Each year, approximately half a million women develop cervical cancer, a malignancy linked to high-risk strains of the sexually transmitted human papillomavirus (HPV). In wealthy nations, cervical cancer deaths have plummeted over the six decades that the Pap smear has been used for routine screening. But in countries lacking the resources to support organized screening, the cancer kills nearly 200,000 women each year.
Pioneering work over the past 10 years by Sue J. Goldie, Roger Irving Lee Professor of Public Health and director of the School’s Center for Health Decision Science (CHDS), predicted that two promising interventions—a rapid DNA test for cancer-causing types of HPV or visual inspection after applying acetic acid to the cervix, followed by same-day treatment—could cut cancer risk by a third. Empirical data from India confirmed a 31 percent reduction in cervical cancer deaths in 150,000 women with visual screening.
Since then, the HSPH team has shown, based on analyses in 25 developing countries, that the most promising approach consists of screening women three times per lifetime, between the ages of 30 and 45. This work has led to a paradigm shift—from developing new technologies to forging new strategies for delivery.
More than 50 studies by Goldie and colleagues have contributed to position statements on this issue by the World Health Organization, influenced investment choices by foundations and public-private alliances, and framed government policies.
Most recently, Goldie and colleagues assessed the impact, affordability, and cost effectiveness of preadolescent HPV vaccination, showing that a decade’s delay in access would mean the loss of more than a million lives.
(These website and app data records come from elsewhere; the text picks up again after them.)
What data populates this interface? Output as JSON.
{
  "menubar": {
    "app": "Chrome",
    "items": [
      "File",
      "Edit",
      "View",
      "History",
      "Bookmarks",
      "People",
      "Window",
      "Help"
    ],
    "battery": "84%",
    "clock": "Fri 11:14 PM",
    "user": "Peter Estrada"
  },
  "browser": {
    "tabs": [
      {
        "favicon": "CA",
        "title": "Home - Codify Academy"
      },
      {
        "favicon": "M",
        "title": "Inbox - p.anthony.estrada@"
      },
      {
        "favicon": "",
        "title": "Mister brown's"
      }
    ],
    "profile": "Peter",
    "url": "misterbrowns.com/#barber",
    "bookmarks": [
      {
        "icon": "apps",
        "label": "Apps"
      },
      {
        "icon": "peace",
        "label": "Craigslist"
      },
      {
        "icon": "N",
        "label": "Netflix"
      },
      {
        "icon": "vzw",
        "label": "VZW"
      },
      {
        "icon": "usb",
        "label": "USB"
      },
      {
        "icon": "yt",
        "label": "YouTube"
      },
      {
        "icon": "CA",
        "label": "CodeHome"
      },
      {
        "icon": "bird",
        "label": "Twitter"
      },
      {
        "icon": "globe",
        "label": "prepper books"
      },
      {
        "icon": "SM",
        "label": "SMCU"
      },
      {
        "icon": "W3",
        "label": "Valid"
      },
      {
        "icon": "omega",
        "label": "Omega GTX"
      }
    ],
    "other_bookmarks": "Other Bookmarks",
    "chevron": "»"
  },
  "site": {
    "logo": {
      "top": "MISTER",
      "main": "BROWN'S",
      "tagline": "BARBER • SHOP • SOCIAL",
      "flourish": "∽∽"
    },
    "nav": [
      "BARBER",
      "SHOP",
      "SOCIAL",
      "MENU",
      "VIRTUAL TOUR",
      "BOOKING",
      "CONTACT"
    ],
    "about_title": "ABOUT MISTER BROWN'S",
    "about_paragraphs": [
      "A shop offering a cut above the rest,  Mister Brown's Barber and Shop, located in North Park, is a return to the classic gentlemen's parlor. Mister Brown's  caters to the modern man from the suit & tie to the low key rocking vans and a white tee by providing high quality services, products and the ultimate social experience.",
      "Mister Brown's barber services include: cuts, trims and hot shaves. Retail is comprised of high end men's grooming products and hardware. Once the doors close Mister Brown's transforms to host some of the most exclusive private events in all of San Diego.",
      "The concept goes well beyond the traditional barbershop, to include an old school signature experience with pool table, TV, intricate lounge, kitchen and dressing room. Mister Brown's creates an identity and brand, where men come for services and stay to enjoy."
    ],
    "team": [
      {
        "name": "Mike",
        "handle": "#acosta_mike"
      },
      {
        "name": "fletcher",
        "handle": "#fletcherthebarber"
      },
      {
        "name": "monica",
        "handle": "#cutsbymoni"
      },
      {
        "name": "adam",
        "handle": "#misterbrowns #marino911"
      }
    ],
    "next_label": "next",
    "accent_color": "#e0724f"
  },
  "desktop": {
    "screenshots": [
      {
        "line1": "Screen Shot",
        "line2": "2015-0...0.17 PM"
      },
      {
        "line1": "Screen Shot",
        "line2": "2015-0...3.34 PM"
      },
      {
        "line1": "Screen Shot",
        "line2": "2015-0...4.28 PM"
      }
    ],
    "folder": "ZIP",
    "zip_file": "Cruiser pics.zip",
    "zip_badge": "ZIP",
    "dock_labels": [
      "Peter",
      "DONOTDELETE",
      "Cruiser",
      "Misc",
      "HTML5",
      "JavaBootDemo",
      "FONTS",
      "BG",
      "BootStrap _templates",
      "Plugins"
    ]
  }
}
They argued that if the vaccine’s price were lowered, HPV vaccination would be as cost effective as childhood immunization, one of our greatest public health buys. This catalyzed the decision of the Global Alliance for Vaccines and Immunization to prioritize HPV vaccination and influenced industry to drastically lower prices—from $100 per dose to as low as $4.50. A related program in middle- and high-income countries is being led by CHDS’ Jane Kim, associate professor in the Department of Health Policy and Management.
“Doing nothing is a choice,” said Goldie, who also serves as director of the University-wide Harvard Global Health Institute. “And that choice has tragic consequences: for individuals, for families, and for society.”